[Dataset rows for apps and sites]
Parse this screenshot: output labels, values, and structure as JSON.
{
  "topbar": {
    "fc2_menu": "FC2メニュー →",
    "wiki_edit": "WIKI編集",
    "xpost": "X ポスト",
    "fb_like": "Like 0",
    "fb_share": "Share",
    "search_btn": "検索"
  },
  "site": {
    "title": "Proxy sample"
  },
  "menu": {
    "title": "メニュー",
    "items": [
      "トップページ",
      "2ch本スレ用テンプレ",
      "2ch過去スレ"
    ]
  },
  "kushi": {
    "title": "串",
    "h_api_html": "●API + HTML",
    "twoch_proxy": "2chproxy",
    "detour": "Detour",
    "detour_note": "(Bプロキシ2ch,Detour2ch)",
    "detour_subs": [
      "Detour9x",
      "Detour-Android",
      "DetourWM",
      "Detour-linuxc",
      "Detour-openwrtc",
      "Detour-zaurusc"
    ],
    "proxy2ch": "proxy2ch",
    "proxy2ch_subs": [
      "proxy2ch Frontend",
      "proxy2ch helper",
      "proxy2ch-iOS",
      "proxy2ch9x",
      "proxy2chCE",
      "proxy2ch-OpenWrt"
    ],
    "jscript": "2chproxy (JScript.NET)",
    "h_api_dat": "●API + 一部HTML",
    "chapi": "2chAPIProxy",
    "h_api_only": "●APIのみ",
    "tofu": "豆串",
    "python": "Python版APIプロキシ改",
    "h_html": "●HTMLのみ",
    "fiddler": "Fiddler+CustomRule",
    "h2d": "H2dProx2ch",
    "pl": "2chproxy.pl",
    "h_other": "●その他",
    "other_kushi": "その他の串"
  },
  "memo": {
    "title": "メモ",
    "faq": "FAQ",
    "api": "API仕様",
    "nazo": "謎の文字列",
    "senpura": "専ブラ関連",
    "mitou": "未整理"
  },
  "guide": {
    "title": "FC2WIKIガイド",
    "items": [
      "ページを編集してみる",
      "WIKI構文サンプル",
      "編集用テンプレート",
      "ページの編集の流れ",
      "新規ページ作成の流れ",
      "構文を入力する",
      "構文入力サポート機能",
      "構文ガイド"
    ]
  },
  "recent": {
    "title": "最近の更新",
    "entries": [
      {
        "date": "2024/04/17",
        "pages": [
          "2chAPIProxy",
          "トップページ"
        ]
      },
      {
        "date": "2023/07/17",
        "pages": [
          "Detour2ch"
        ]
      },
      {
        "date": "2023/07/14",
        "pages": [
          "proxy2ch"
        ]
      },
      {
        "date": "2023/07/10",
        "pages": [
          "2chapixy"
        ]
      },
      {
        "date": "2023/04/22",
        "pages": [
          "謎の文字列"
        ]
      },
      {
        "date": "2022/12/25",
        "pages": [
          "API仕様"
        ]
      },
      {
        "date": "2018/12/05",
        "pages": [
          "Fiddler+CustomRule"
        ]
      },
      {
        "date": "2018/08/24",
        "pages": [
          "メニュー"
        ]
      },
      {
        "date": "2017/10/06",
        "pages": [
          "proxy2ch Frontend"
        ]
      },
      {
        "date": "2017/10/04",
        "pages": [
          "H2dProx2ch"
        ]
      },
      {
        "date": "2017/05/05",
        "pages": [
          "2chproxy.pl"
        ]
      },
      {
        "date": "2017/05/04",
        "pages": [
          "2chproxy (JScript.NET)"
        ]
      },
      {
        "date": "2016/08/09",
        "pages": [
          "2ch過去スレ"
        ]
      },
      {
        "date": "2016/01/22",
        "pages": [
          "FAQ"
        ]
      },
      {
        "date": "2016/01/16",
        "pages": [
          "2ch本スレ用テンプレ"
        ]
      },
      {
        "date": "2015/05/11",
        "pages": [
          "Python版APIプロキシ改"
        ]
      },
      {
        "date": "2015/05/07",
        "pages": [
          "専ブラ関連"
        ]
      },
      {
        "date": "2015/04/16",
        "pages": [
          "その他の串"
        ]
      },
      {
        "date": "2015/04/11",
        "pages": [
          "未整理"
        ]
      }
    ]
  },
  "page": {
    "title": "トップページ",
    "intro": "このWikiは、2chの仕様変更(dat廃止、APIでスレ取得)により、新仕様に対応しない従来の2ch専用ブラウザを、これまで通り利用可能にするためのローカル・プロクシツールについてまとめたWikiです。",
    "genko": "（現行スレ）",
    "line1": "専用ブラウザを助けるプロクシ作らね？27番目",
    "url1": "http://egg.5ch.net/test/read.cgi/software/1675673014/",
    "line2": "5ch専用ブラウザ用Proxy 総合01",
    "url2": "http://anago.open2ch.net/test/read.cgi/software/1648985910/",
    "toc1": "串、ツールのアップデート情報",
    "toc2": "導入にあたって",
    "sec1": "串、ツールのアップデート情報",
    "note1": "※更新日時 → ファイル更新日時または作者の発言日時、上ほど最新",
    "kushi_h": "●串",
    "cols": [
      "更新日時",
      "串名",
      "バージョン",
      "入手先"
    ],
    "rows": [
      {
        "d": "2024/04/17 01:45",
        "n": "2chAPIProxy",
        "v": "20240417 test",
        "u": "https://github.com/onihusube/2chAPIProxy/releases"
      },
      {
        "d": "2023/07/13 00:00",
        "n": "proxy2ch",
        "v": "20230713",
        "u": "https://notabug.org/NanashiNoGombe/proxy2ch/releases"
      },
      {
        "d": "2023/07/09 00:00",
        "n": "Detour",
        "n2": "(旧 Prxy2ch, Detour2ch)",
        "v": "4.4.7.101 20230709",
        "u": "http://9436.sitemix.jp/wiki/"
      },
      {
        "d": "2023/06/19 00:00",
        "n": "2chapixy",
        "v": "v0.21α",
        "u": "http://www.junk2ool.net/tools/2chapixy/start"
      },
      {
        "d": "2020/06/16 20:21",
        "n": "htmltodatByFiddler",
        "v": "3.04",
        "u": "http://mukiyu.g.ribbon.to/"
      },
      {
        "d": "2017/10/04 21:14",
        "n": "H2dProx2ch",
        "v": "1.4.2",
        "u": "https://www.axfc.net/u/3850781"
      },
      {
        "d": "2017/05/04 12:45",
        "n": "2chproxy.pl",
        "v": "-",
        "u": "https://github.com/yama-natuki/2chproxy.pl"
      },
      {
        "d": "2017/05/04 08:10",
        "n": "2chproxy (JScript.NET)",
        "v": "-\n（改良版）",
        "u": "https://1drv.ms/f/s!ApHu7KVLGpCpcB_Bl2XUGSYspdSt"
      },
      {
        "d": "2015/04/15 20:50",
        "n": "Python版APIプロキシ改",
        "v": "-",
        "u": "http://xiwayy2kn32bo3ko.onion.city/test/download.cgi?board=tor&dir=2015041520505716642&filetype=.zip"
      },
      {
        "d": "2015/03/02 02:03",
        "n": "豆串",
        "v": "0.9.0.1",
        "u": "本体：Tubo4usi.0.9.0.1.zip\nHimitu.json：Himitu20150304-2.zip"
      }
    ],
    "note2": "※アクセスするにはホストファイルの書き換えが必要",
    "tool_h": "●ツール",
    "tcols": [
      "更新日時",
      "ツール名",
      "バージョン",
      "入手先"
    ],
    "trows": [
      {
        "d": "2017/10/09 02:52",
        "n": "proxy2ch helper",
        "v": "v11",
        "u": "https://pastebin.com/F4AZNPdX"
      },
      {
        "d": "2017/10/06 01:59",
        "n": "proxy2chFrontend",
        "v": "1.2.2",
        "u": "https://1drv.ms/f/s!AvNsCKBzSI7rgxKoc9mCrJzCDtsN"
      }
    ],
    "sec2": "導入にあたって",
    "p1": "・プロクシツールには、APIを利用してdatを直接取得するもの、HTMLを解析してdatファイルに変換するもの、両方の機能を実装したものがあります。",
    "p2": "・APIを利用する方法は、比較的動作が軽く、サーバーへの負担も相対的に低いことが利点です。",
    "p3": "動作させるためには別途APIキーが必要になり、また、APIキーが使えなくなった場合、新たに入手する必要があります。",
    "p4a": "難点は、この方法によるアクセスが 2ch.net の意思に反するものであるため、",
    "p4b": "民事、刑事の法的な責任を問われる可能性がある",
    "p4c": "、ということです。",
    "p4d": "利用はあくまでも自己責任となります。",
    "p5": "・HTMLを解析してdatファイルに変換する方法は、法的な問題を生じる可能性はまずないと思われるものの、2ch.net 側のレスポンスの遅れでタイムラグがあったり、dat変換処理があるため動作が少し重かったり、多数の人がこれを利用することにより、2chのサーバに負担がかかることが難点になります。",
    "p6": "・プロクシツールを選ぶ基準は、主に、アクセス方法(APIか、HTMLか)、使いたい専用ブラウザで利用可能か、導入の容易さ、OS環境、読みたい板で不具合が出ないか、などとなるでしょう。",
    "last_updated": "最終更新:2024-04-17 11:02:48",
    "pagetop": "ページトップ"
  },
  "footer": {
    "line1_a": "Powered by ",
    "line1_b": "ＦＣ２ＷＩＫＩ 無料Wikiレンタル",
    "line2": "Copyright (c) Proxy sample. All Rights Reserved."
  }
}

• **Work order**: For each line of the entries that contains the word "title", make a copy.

• **Result for this task**:
    "title": "Proxy sample"
    "title": "メニュー",
    "title": "串",
    "title": "メモ",
    "title": "FC2WIKIガイド",
    "title": "最近の更新",
    "title": "トップページ",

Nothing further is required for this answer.